To sit still in springtime seems impossible. I say this as a veteran sitter, an old hand (and equally old tush) at parking myself on a chair or bench. Every responsibility or deadline that keeps me indoors for more than an hour makes me wish this entire month were a video stream I could watch later, at my leisure.
Still, it can be hard to know quite how to celebrate this season. Emily Dickinson wisely wrote, “A little Madness in the Spring/Is wholesome even for the King.” But how, exactly, are we supposed to go mad? The compulsion to fling oneself into a patch of daffodils or yodel from the top of a cherry-blossom tree might feel irresistible, but I suspect the actual experience would not live up to the impulse, and could damage the lovely blossoms to boot.
Thankfully, we can turn to the kitchen, which welcomes this season like an antsy, desk-bound teen. And as soon as the refrigerator fills with asparagus, ramps, peas, strawberries, rhubarb and fresh ricotta, I am filled with an urge to find fresh new ways to prepare them.
A year ago, after our two older sons were sent home from college, I was abruptly forced to rouse myself out of many familiar cooking routines. Henry, our middle son, had turned vegetarian the previous fall, and by spring, George, the oldest, had joined him. While my rational brain wholeheartedly supported their decision, my emotional brain responded by turning sulky and peevish. (Not fair! Now I can’t make all those beloved family suppers I’ve perfected over the years.)
But we all must grow up eventually, both inside and out. Realizing I was actually lucky to have to rethink the cooking ruts I’d fallen into over those selfsame years, I started exploring.
Not surprisingly, my meanderings often brought me face to face with tofu. I’ve never had an aversion to tofu, even plain and raw; I find its curious, slightly bitter flavor intriguing, and its texture kind of playful. I’ve also wondered why so many people find tofu weird but think mozzarella is perfectly normal when they’re basically the same thing, just made from different milks. Indeed, some food historians believe that tofu was invented when Mongolian yak herders encountered Chinese soybean farmers more than 2,000 years ago, and the former shared the secrets of turning milk into curds with the latter.

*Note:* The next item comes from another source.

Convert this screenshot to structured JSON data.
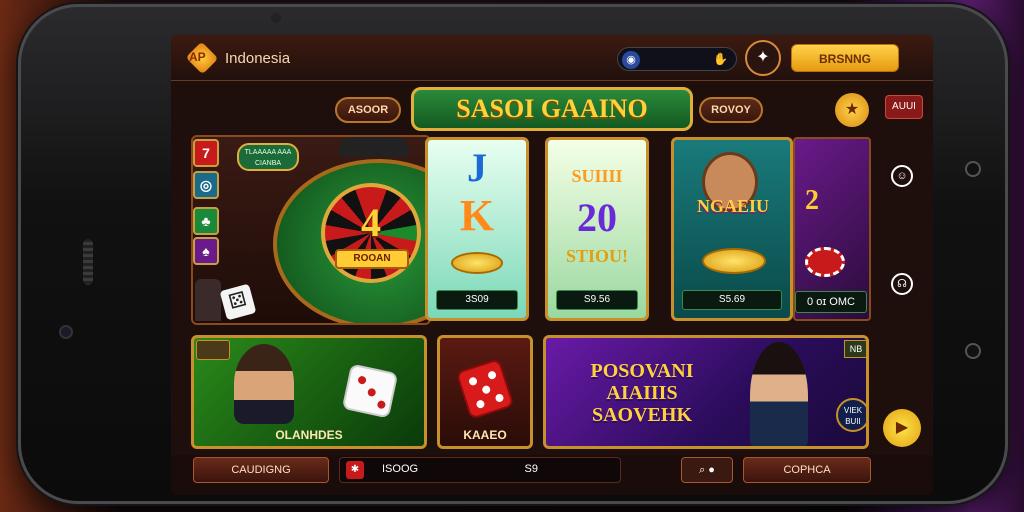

I first made the progenitor to this dish last spring, as part of my initial round of vegetarian experiments, and it was received just as enthusiastically by the meat-eaters. When I revisited it just a few weeks ago, Dosi (still an omnivore — for now) said: “You should write your next column about this.”
I replied that I didn’t think I’d developed it sufficiently yet. Sure, yes, parts of it were great (the dressing), but others (the marinade) still needed time to evolve.
Then I woke up last Monday and sat down and wrote this column. Suddenly it occurred to me that time was no longer in its winter holding pattern and that the evolution of this recipe had to be accelerated, pronto. So I got to work and fixed it, photographed it and sent it off. After all, I’ve got some yodeling to do.
Miso Tofu with Grilled Asparagus
- 1 15.5-ounce package extra firm tofu
- ¼ cup shiromiso (white miso paste)
- 2 tablespoons fresh lemon juice
- 1 tablespoon mirin
- 1 tablespoon maple syrup or brown sugar
- 2 teaspoons toasted sesame oil
- 1 tablespoon tamari or soy sauce
- 1 teaspoon vegetable oil, plus more for grilling
- ½ pound asparagus, woody ends snapped off
- Sesame seeds to garnish, optional
- Cooked white rice, for serving
Heat oven to 375 degrees. Cut the tofu into 1-inch slabs. Spread a clean kitchen towel on a rack, arrange the tofu on the towel, fold towel over tofu, and set a cast-iron skillet on top to press out excess water.
Meanwhile, in a medium bowl, whisk together the miso, lemon, mirin, maple syrup, and sesame oil until smooth. Remove and set aside ¼ cup (about half the total) to use as dressing. To the remaining miso mixture, add the tamari and vegetable oil; whisk again. This portion will be the marinade.
Cut the tofu into roughly 1-inch cubes, and toss in the tamari-miso marinade. Set aside for at least 15 minutes, and up to 1 hour (the longer it sits, the more flavor the tofu will absorb).
Line a baking sheet with parchment paper, and brush with vegetable oil. Remove tofu from marinade and arrange on baking sheet, leaving space between the pieces (this helps tofu dry out and crisp while baking). Transfer to oven and bake 15 to 18 minutes, until brown on bottom. Flip the pieces over, and return to the oven for 5 minutes more.
While the tofu is baking, heat a grill pan or skillet over medium-high. Toss the asparagus with the remaining vegetable oil and salt, and grill or fry until black in places, and beginning to soften, 2 to 4 minutes, depending on the thickness of the stalks. (Alternatively, you can steam or roast the asparagus).
Serve the asparagus and tofu over rice, with reserved dressing on top and a sprinkling of sesame seeds, if desired.